Will Eisner was a true pioneer of the comic book medium, and his series The Spirit pushed the boundaries of comic book storytelling, adding to the possibilities of what a panel (or page of panels) can do.
Sadly, I don’t own any Eisner books. I’ve read some, thanks to the local library system, and I remember being impressed. But since I have no examples at the ready for review purposes, I’ll go with the next best thing…
DC Comics acquired the rights to the Spirit at some point and launched a new series written and drawn by the great Darwyn Cooke, perhaps the most fitting successor to carry on the character. Cooke really captured the, er … (dammit, the perils of quickly writing a review a day…) captured the spirit of an Eisner book (I’m hanging my head in shame).

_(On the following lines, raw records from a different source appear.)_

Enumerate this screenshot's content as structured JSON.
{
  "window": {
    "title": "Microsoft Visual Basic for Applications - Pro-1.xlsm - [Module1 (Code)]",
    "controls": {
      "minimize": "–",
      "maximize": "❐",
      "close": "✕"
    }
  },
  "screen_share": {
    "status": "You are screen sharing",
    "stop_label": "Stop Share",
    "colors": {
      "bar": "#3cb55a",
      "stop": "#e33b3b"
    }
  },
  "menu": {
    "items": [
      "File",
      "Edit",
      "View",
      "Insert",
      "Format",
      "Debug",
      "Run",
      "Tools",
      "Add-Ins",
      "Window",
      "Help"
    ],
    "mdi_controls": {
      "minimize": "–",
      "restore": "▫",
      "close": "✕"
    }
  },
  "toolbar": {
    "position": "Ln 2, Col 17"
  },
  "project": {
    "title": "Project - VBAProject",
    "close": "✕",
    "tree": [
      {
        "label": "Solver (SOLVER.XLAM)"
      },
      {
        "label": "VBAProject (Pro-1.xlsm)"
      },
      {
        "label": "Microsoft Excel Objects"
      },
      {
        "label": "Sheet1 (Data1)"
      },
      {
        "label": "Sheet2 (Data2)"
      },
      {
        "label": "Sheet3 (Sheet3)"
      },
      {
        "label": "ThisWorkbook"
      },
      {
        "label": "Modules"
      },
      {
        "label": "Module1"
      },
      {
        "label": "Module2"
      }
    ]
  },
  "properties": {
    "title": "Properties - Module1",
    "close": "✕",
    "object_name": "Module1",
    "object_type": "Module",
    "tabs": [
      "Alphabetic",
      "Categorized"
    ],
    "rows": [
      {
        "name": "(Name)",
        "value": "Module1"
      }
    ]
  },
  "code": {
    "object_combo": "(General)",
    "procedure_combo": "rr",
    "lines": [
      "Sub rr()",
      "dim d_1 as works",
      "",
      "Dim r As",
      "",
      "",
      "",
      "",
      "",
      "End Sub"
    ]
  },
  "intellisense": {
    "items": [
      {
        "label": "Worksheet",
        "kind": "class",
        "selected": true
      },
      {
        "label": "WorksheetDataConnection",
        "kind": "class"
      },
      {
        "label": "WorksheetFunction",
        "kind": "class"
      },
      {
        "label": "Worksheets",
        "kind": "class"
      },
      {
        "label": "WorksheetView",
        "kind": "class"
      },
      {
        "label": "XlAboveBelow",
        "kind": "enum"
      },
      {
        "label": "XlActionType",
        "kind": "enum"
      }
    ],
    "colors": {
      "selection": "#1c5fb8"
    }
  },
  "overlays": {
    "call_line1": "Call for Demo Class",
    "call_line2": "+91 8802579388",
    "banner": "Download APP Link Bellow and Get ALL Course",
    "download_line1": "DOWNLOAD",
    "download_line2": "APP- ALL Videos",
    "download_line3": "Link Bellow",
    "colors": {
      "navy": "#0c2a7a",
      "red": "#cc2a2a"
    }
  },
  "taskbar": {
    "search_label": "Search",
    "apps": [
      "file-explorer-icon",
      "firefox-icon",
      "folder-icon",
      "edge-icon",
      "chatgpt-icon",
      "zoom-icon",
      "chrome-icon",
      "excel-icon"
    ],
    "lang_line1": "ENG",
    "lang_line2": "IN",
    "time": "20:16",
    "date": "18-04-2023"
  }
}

Basically, the Spirit is a masked vigilante crimefighter who operates with the cooperation of the police commissioner (and dates his daughter). He used to be a detective, until he was killed (or maybe “killed” – I don’t recall the exact origin), and he came back as the anonymous Spirit. The stories range from lighthearted action to darker noir.
In #2 of Cooke’s series, we see a mix of that range, a sort of “lighter side of noir.” Recurring femme fatale P’Gell strikes again, with her usual modus operandi of marrying wealthy men and then killing them and stealing their fortunes. Cooke adds details to her backstory, giving her a bit more depth with a first marriage that was legit but ended tragically.
There’s plenty of humor along the way, though. For example, the Spirit poses as a blind man to gain entry into a shindig…and then the guards, while beating him up, call him out on that very not-PC act.
The most direct tribute to Eisner each issue appears in the opening splash panel, a two-page spread featuring an inventive layout with some symbolism. In the case of #2, we see a large image of P’Gell lounging across the pages, dangling a tiny Spirit toy. It says much about her in a primarily visual manner.
So, sorry I don’t have an actual Eisner Spirit comic to share, but the Cooke Spirit comics are worth a look, too.
(And just pretend the movie doesn’t exist. What movie? Exactly.)
Writer/Penciler: Darwyn Cooke
Inker: J. Bone
Publisher: DC Comics
How to Read It: back issues; included in The Spirit, Vol. 1 (TPB)
Appropriate For: ages 12 and up